Exact copy, no pictures: return all the data below as written.

▼▼▼

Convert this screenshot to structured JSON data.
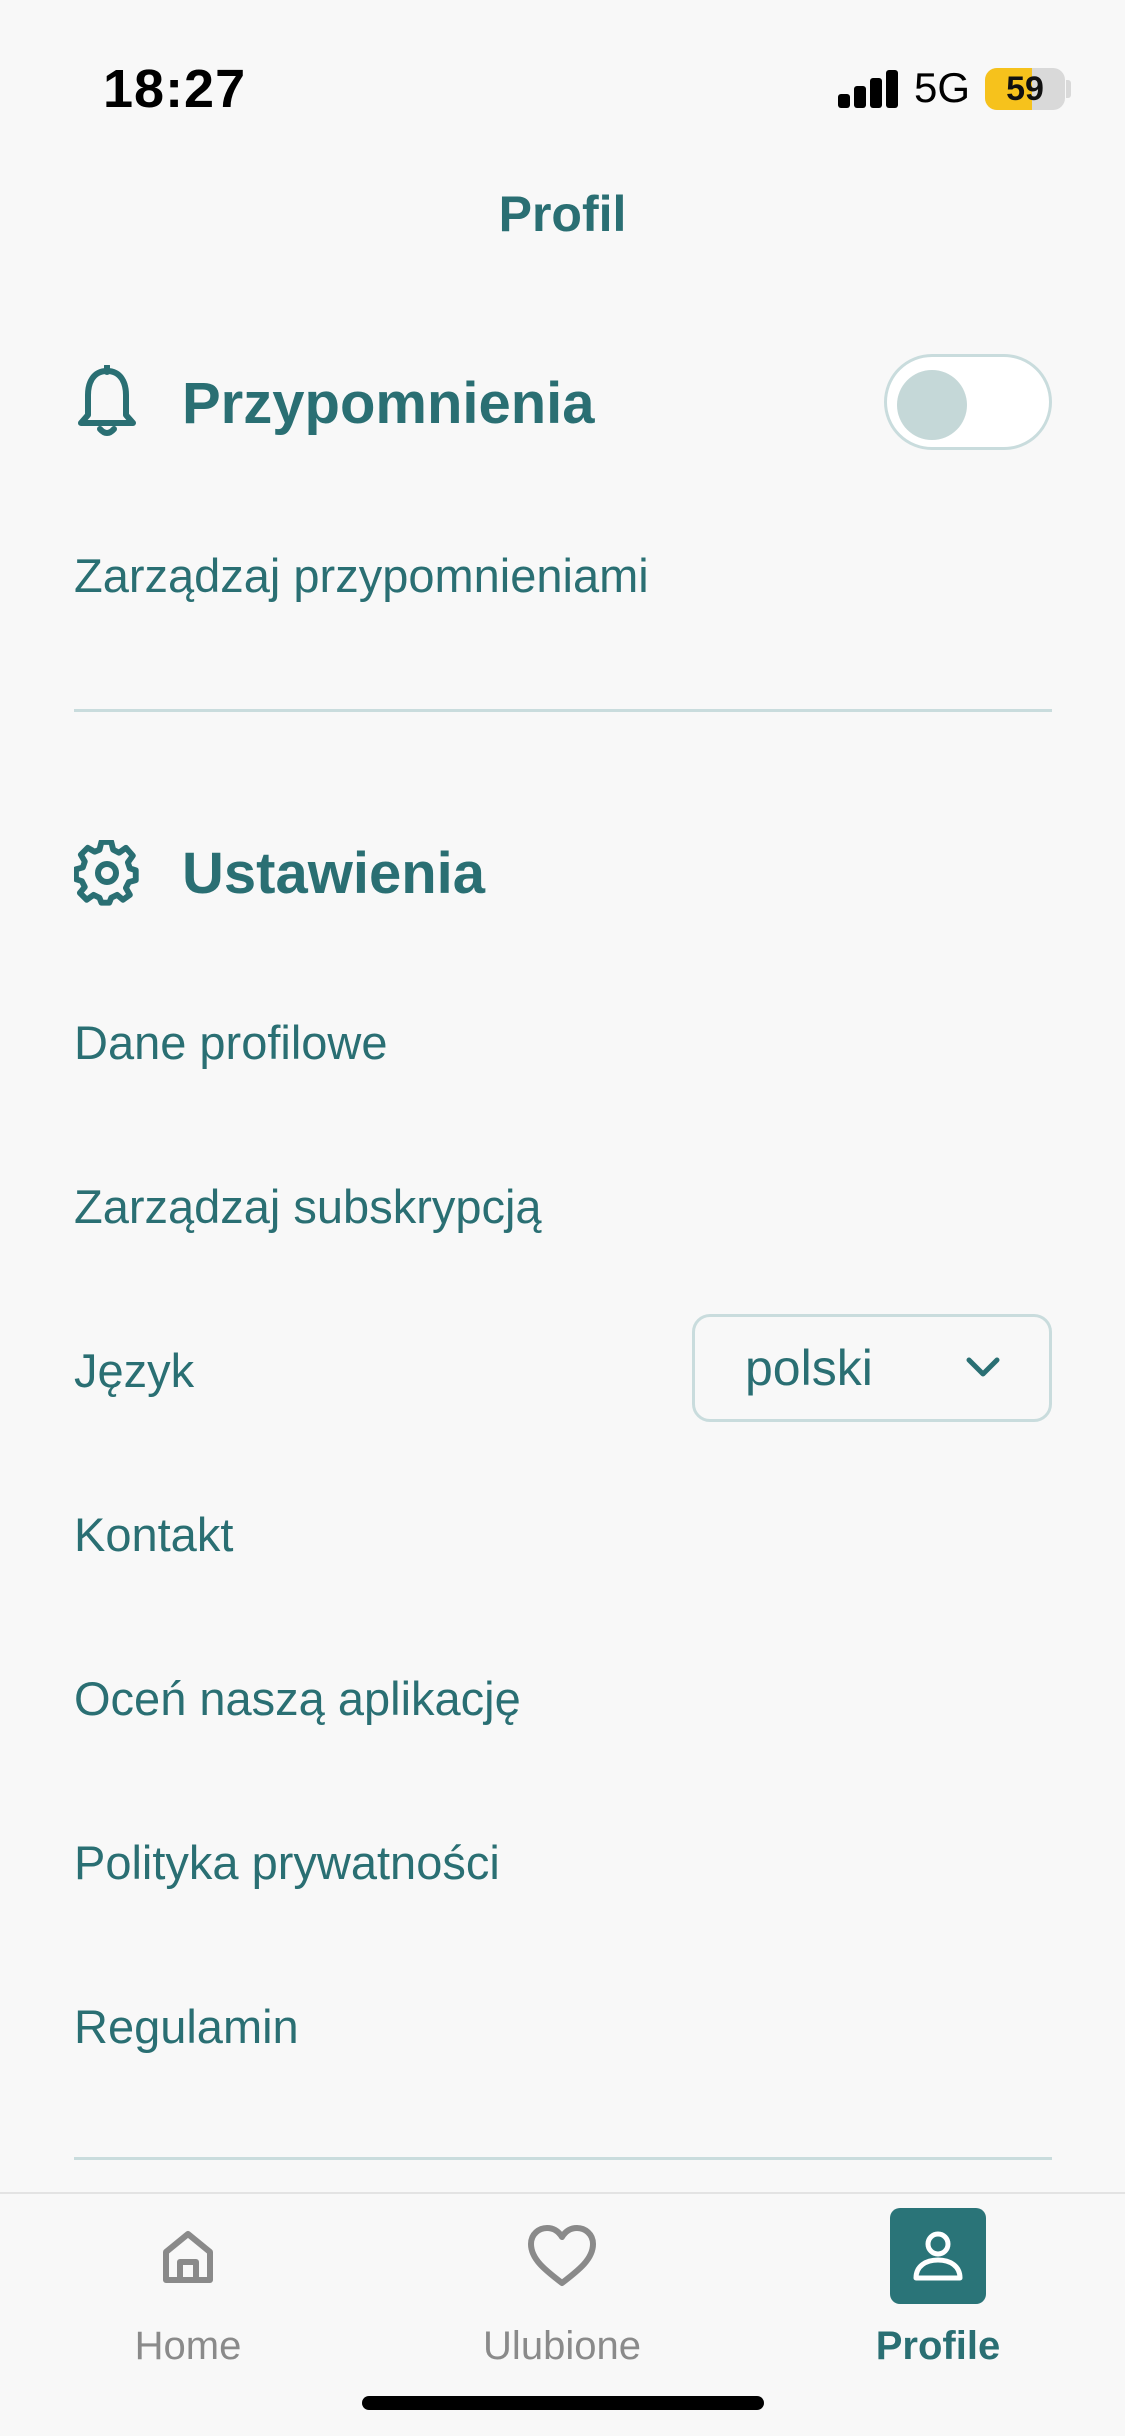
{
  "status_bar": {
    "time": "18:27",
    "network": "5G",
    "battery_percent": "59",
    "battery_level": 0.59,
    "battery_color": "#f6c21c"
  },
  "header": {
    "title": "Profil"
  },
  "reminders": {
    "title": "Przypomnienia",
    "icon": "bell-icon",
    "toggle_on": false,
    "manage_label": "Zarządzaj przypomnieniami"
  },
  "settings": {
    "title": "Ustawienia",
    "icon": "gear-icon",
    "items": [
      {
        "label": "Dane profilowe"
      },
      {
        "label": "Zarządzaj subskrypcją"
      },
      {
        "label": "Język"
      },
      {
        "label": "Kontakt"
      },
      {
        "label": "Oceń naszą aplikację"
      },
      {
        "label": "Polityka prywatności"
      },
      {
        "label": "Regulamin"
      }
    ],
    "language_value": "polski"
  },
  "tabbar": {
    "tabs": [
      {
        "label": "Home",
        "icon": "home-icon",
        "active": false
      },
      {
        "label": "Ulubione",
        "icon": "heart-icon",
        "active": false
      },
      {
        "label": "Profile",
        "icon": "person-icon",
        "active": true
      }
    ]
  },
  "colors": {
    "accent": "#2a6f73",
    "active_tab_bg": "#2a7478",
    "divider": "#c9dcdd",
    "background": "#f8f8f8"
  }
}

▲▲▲

◆ **ANSWER TO THE EXERCISE**:
Convert this screenshot to structured JSON data.
{
  "status_bar": {
    "time": "18:27",
    "network": "5G",
    "battery_percent": "59",
    "battery_level": 0.59,
    "battery_color": "#f6c21c"
  },
  "header": {
    "title": "Profil"
  },
  "reminders": {
    "title": "Przypomnienia",
    "icon": "bell-icon",
    "toggle_on": false,
    "manage_label": "Zarządzaj przypomnieniami"
  },
  "settings": {
    "title": "Ustawienia",
    "icon": "gear-icon",
    "items": [
      {
        "label": "Dane profilowe"
      },
      {
        "label": "Zarządzaj subskrypcją"
      },
      {
        "label": "Język"
      },
      {
        "label": "Kontakt"
      },
      {
        "label": "Oceń naszą aplikację"
      },
      {
        "label": "Polityka prywatności"
      },
      {
        "label": "Regulamin"
      }
    ],
    "language_value": "polski"
  },
  "tabbar": {
    "tabs": [
      {
        "label": "Home",
        "icon": "home-icon",
        "active": false
      },
      {
        "label": "Ulubione",
        "icon": "heart-icon",
        "active": false
      },
      {
        "label": "Profile",
        "icon": "person-icon",
        "active": true
      }
    ]
  },
  "colors": {
    "accent": "#2a6f73",
    "active_tab_bg": "#2a7478",
    "divider": "#c9dcdd",
    "background": "#f8f8f8"
  }
}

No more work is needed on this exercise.